----- DATA FOR THIS EXERCISE

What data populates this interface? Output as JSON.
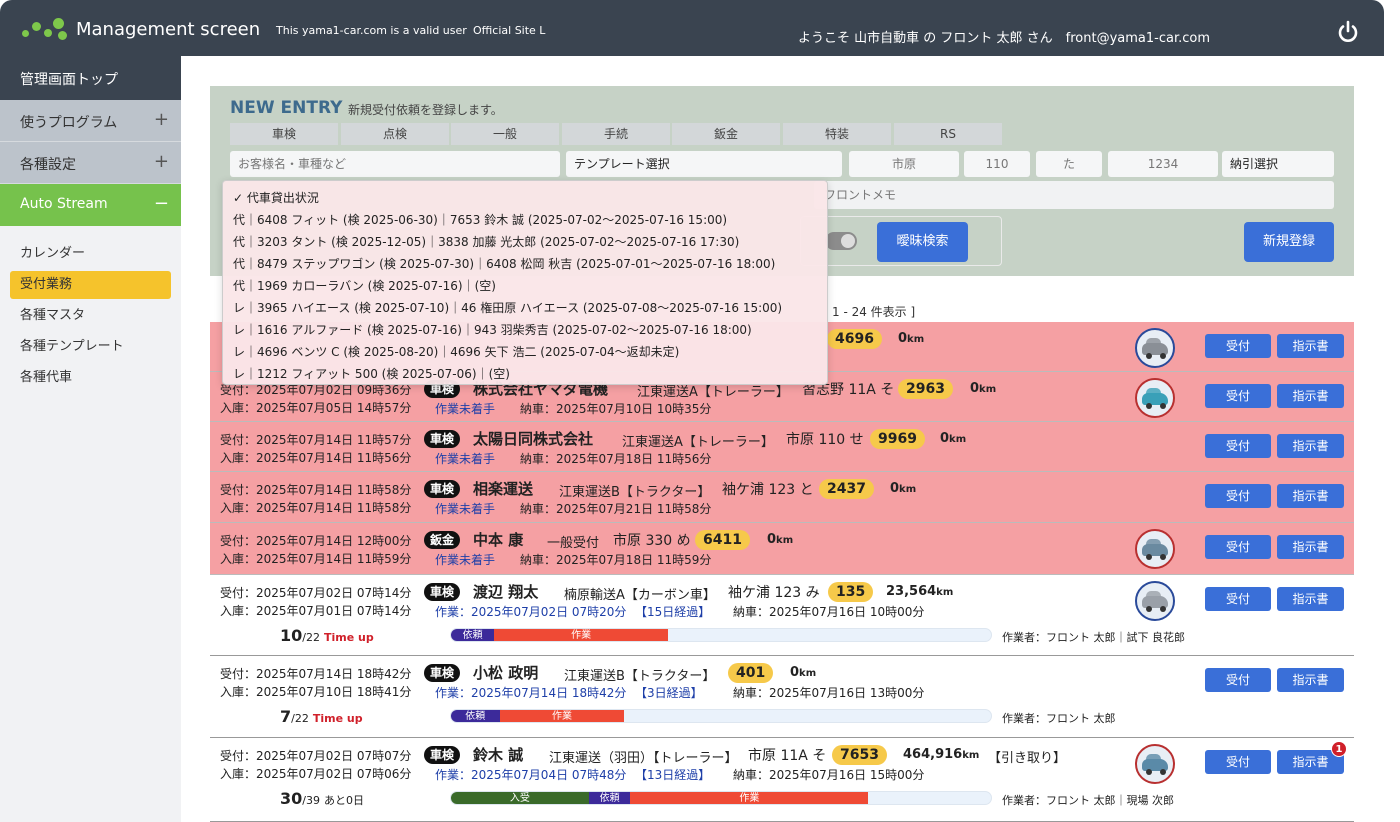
{
  "header": {
    "app_title": "Management screen",
    "valid_user": "This yama1-car.com is a valid user",
    "official_site": "Official Site L",
    "welcome": "ようこそ 山市自動車 の フロント 太郎 さん　front@yama1-car.com"
  },
  "sidebar": {
    "top": "管理画面トップ",
    "sections": [
      {
        "label": "使うプログラム",
        "toggle": "+"
      },
      {
        "label": "各種設定",
        "toggle": "+"
      }
    ],
    "auto": {
      "label": "Auto Stream",
      "toggle": "−"
    },
    "sub": [
      "カレンダー",
      "受付業務",
      "各種マスタ",
      "各種テンプレート",
      "各種代車"
    ]
  },
  "entry": {
    "title": "NEW ENTRY",
    "subtitle": "新規受付依頼を登録します。",
    "categories": [
      "車検",
      "点検",
      "一般",
      "手続",
      "鈑金",
      "特装",
      "RS"
    ],
    "customer_placeholder": "お客様名・車種など",
    "template_select": "テンプレート選択",
    "plate_area": "市原",
    "plate_class": "110",
    "plate_kana": "た",
    "plate_number": "1234",
    "delivery_select": "納引選択",
    "memo_placeholder": "フロントメモ",
    "fuzzy_button": "曖昧検索",
    "register_button": "新規登録"
  },
  "dropdown": {
    "items": [
      "✓ 代車貸出状況",
      "代｜6408 フィット (検 2025-06-30)｜7653 鈴木 誠 (2025-07-02～2025-07-16 15:00)",
      "代｜3203 タント (検 2025-12-05)｜3838 加藤 光太郎 (2025-07-02～2025-07-16 17:30)",
      "代｜8479 ステップワゴン (検 2025-07-30)｜6408 松岡 秋吉 (2025-07-01～2025-07-16 18:00)",
      "代｜1969 カローラバン (検 2025-07-16)｜(空)",
      "レ｜3965 ハイエース (検 2025-07-10)｜46 権田原 ハイエース (2025-07-08～2025-07-16 15:00)",
      "レ｜1616 アルファード (検 2025-07-16)｜943 羽柴秀吉 (2025-07-02～2025-07-16 18:00)",
      "レ｜4696 ベンツ C (検 2025-08-20)｜4696 矢下 浩二 (2025-07-04～返却未定)",
      "レ｜1212 フィアット 500 (検 2025-07-06)｜(空)"
    ]
  },
  "paging": "1 - 24 件表示 ]",
  "buttons": {
    "accept": "受付",
    "instruction": "指示書"
  },
  "rows": [
    {
      "num": "4696",
      "odo": "0",
      "odo_unit": "km",
      "car_color": "#8a8f96"
    },
    {
      "recv": "受付：2025年07月02日 09時36分",
      "in": "入庫：2025年07月05日 14時57分",
      "kind": "車検",
      "customer": "株式会社ヤマダ電機",
      "vehicle": "江東運送A【トレーラー】",
      "plate": "習志野 11A そ",
      "num": "2963",
      "odo": "0",
      "odo_unit": "km",
      "status": "作業未着手",
      "delivery": "納車：2025年07月10日 10時35分",
      "car_color": "#3aa0b8"
    },
    {
      "recv": "受付：2025年07月14日 11時57分",
      "in": "入庫：2025年07月14日 11時56分",
      "kind": "車検",
      "customer": "太陽日同株式会社",
      "vehicle": "江東運送A【トレーラー】",
      "plate": "市原 110 せ",
      "num": "9969",
      "odo": "0",
      "odo_unit": "km",
      "status": "作業未着手",
      "delivery": "納車：2025年07月18日 11時56分"
    },
    {
      "recv": "受付：2025年07月14日 11時58分",
      "in": "入庫：2025年07月14日 11時58分",
      "kind": "車検",
      "customer": "相楽運送",
      "vehicle": "江東運送B【トラクター】",
      "plate": "袖ケ浦 123 と",
      "num": "2437",
      "odo": "0",
      "odo_unit": "km",
      "status": "作業未着手",
      "delivery": "納車：2025年07月21日 11時58分"
    },
    {
      "recv": "受付：2025年07月14日 12時00分",
      "in": "入庫：2025年07月14日 11時59分",
      "kind": "鈑金",
      "customer": "中本 康",
      "vehicle": "一般受付",
      "plate": "市原 330 め",
      "num": "6411",
      "odo": "0",
      "odo_unit": "km",
      "status": "作業未着手",
      "delivery": "納車：2025年07月18日 11時59分",
      "car_color": "#6a8aa0"
    },
    {
      "recv": "受付：2025年07月02日 07時14分",
      "in": "入庫：2025年07月01日 07時14分",
      "kind": "車検",
      "customer": "渡辺 翔太",
      "vehicle": "楠原輸送A【カーボン車】",
      "plate": "袖ケ浦 123 み",
      "num": "135",
      "odo": "23,564",
      "odo_unit": "km",
      "work": "作業：2025年07月02日 07時20分",
      "elapsed": "【15日経過】",
      "delivery": "納車：2025年07月16日 10時00分",
      "count": "10",
      "total": "/22",
      "count_note": "Time up",
      "segments": [
        {
          "label": "依頼",
          "frac": 0.2,
          "color": "#3c2a9a"
        },
        {
          "label": "作業",
          "frac": 0.8,
          "color": "#ef4a35"
        }
      ],
      "progress": 0.4,
      "worker": "作業者：フロント 太郎｜試下 良花郎",
      "car_color": "#9aa0a8"
    },
    {
      "recv": "受付：2025年07月14日 18時42分",
      "in": "入庫：2025年07月10日 18時41分",
      "kind": "車検",
      "customer": "小松 政明",
      "vehicle": "江東運送B【トラクター】",
      "plate": "",
      "num": "401",
      "odo": "0",
      "odo_unit": "km",
      "work": "作業：2025年07月14日 18時42分",
      "elapsed": "【3日経過】",
      "delivery": "納車：2025年07月16日 13時00分",
      "count": "7",
      "total": "/22",
      "count_note": "Time up",
      "segments": [
        {
          "label": "依頼",
          "frac": 0.28,
          "color": "#3c2a9a"
        },
        {
          "label": "作業",
          "frac": 0.72,
          "color": "#ef4a35"
        }
      ],
      "progress": 0.32,
      "worker": "作業者：フロント 太郎"
    },
    {
      "recv": "受付：2025年07月02日 07時07分",
      "in": "入庫：2025年07月02日 07時06分",
      "kind": "車検",
      "customer": "鈴木 誠",
      "vehicle": "江東運送（羽田）【トレーラー】",
      "plate": "市原 11A そ",
      "num": "7653",
      "odo": "464,916",
      "odo_unit": "km",
      "note": "【引き取り】",
      "work": "作業：2025年07月04日 07時48分",
      "elapsed": "【13日経過】",
      "delivery": "納車：2025年07月16日 15時00分",
      "count": "30",
      "total": "/39",
      "count_note": "あと0日",
      "segments": [
        {
          "label": "入受",
          "frac": 0.33,
          "color": "#3a6a2a"
        },
        {
          "label": "依頼",
          "frac": 0.1,
          "color": "#3c2a9a"
        },
        {
          "label": "作業",
          "frac": 0.57,
          "color": "#ef4a35"
        }
      ],
      "progress": 0.77,
      "worker": "作業者：フロント 太郎｜現場 次郎",
      "badge": "1",
      "car_color": "#5a8aa8"
    }
  ]
}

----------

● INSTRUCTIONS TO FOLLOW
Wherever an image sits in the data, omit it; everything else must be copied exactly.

● RESULT BELOW
What data populates this interface? Output as JSON.
{
  "header": {
    "app_title": "Management screen",
    "valid_user": "This yama1-car.com is a valid user",
    "official_site": "Official Site L",
    "welcome": "ようこそ 山市自動車 の フロント 太郎 さん　front@yama1-car.com"
  },
  "sidebar": {
    "top": "管理画面トップ",
    "sections": [
      {
        "label": "使うプログラム",
        "toggle": "+"
      },
      {
        "label": "各種設定",
        "toggle": "+"
      }
    ],
    "auto": {
      "label": "Auto Stream",
      "toggle": "−"
    },
    "sub": [
      "カレンダー",
      "受付業務",
      "各種マスタ",
      "各種テンプレート",
      "各種代車"
    ]
  },
  "entry": {
    "title": "NEW ENTRY",
    "subtitle": "新規受付依頼を登録します。",
    "categories": [
      "車検",
      "点検",
      "一般",
      "手続",
      "鈑金",
      "特装",
      "RS"
    ],
    "customer_placeholder": "お客様名・車種など",
    "template_select": "テンプレート選択",
    "plate_area": "市原",
    "plate_class": "110",
    "plate_kana": "た",
    "plate_number": "1234",
    "delivery_select": "納引選択",
    "memo_placeholder": "フロントメモ",
    "fuzzy_button": "曖昧検索",
    "register_button": "新規登録"
  },
  "dropdown": {
    "items": [
      "✓ 代車貸出状況",
      "代｜6408 フィット (検 2025-06-30)｜7653 鈴木 誠 (2025-07-02～2025-07-16 15:00)",
      "代｜3203 タント (検 2025-12-05)｜3838 加藤 光太郎 (2025-07-02～2025-07-16 17:30)",
      "代｜8479 ステップワゴン (検 2025-07-30)｜6408 松岡 秋吉 (2025-07-01～2025-07-16 18:00)",
      "代｜1969 カローラバン (検 2025-07-16)｜(空)",
      "レ｜3965 ハイエース (検 2025-07-10)｜46 権田原 ハイエース (2025-07-08～2025-07-16 15:00)",
      "レ｜1616 アルファード (検 2025-07-16)｜943 羽柴秀吉 (2025-07-02～2025-07-16 18:00)",
      "レ｜4696 ベンツ C (検 2025-08-20)｜4696 矢下 浩二 (2025-07-04～返却未定)",
      "レ｜1212 フィアット 500 (検 2025-07-06)｜(空)"
    ]
  },
  "paging": "1 - 24 件表示 ]",
  "buttons": {
    "accept": "受付",
    "instruction": "指示書"
  },
  "rows": [
    {
      "num": "4696",
      "odo": "0",
      "odo_unit": "km",
      "car_color": "#8a8f96"
    },
    {
      "recv": "受付：2025年07月02日 09時36分",
      "in": "入庫：2025年07月05日 14時57分",
      "kind": "車検",
      "customer": "株式会社ヤマダ電機",
      "vehicle": "江東運送A【トレーラー】",
      "plate": "習志野 11A そ",
      "num": "2963",
      "odo": "0",
      "odo_unit": "km",
      "status": "作業未着手",
      "delivery": "納車：2025年07月10日 10時35分",
      "car_color": "#3aa0b8"
    },
    {
      "recv": "受付：2025年07月14日 11時57分",
      "in": "入庫：2025年07月14日 11時56分",
      "kind": "車検",
      "customer": "太陽日同株式会社",
      "vehicle": "江東運送A【トレーラー】",
      "plate": "市原 110 せ",
      "num": "9969",
      "odo": "0",
      "odo_unit": "km",
      "status": "作業未着手",
      "delivery": "納車：2025年07月18日 11時56分"
    },
    {
      "recv": "受付：2025年07月14日 11時58分",
      "in": "入庫：2025年07月14日 11時58分",
      "kind": "車検",
      "customer": "相楽運送",
      "vehicle": "江東運送B【トラクター】",
      "plate": "袖ケ浦 123 と",
      "num": "2437",
      "odo": "0",
      "odo_unit": "km",
      "status": "作業未着手",
      "delivery": "納車：2025年07月21日 11時58分"
    },
    {
      "recv": "受付：2025年07月14日 12時00分",
      "in": "入庫：2025年07月14日 11時59分",
      "kind": "鈑金",
      "customer": "中本 康",
      "vehicle": "一般受付",
      "plate": "市原 330 め",
      "num": "6411",
      "odo": "0",
      "odo_unit": "km",
      "status": "作業未着手",
      "delivery": "納車：2025年07月18日 11時59分",
      "car_color": "#6a8aa0"
    },
    {
      "recv": "受付：2025年07月02日 07時14分",
      "in": "入庫：2025年07月01日 07時14分",
      "kind": "車検",
      "customer": "渡辺 翔太",
      "vehicle": "楠原輸送A【カーボン車】",
      "plate": "袖ケ浦 123 み",
      "num": "135",
      "odo": "23,564",
      "odo_unit": "km",
      "work": "作業：2025年07月02日 07時20分",
      "elapsed": "【15日経過】",
      "delivery": "納車：2025年07月16日 10時00分",
      "count": "10",
      "total": "/22",
      "count_note": "Time up",
      "segments": [
        {
          "label": "依頼",
          "frac": 0.2,
          "color": "#3c2a9a"
        },
        {
          "label": "作業",
          "frac": 0.8,
          "color": "#ef4a35"
        }
      ],
      "progress": 0.4,
      "worker": "作業者：フロント 太郎｜試下 良花郎",
      "car_color": "#9aa0a8"
    },
    {
      "recv": "受付：2025年07月14日 18時42分",
      "in": "入庫：2025年07月10日 18時41分",
      "kind": "車検",
      "customer": "小松 政明",
      "vehicle": "江東運送B【トラクター】",
      "plate": "",
      "num": "401",
      "odo": "0",
      "odo_unit": "km",
      "work": "作業：2025年07月14日 18時42分",
      "elapsed": "【3日経過】",
      "delivery": "納車：2025年07月16日 13時00分",
      "count": "7",
      "total": "/22",
      "count_note": "Time up",
      "segments": [
        {
          "label": "依頼",
          "frac": 0.28,
          "color": "#3c2a9a"
        },
        {
          "label": "作業",
          "frac": 0.72,
          "color": "#ef4a35"
        }
      ],
      "progress": 0.32,
      "worker": "作業者：フロント 太郎"
    },
    {
      "recv": "受付：2025年07月02日 07時07分",
      "in": "入庫：2025年07月02日 07時06分",
      "kind": "車検",
      "customer": "鈴木 誠",
      "vehicle": "江東運送（羽田）【トレーラー】",
      "plate": "市原 11A そ",
      "num": "7653",
      "odo": "464,916",
      "odo_unit": "km",
      "note": "【引き取り】",
      "work": "作業：2025年07月04日 07時48分",
      "elapsed": "【13日経過】",
      "delivery": "納車：2025年07月16日 15時00分",
      "count": "30",
      "total": "/39",
      "count_note": "あと0日",
      "segments": [
        {
          "label": "入受",
          "frac": 0.33,
          "color": "#3a6a2a"
        },
        {
          "label": "依頼",
          "frac": 0.1,
          "color": "#3c2a9a"
        },
        {
          "label": "作業",
          "frac": 0.57,
          "color": "#ef4a35"
        }
      ],
      "progress": 0.77,
      "worker": "作業者：フロント 太郎｜現場 次郎",
      "badge": "1",
      "car_color": "#5a8aa8"
    }
  ]
}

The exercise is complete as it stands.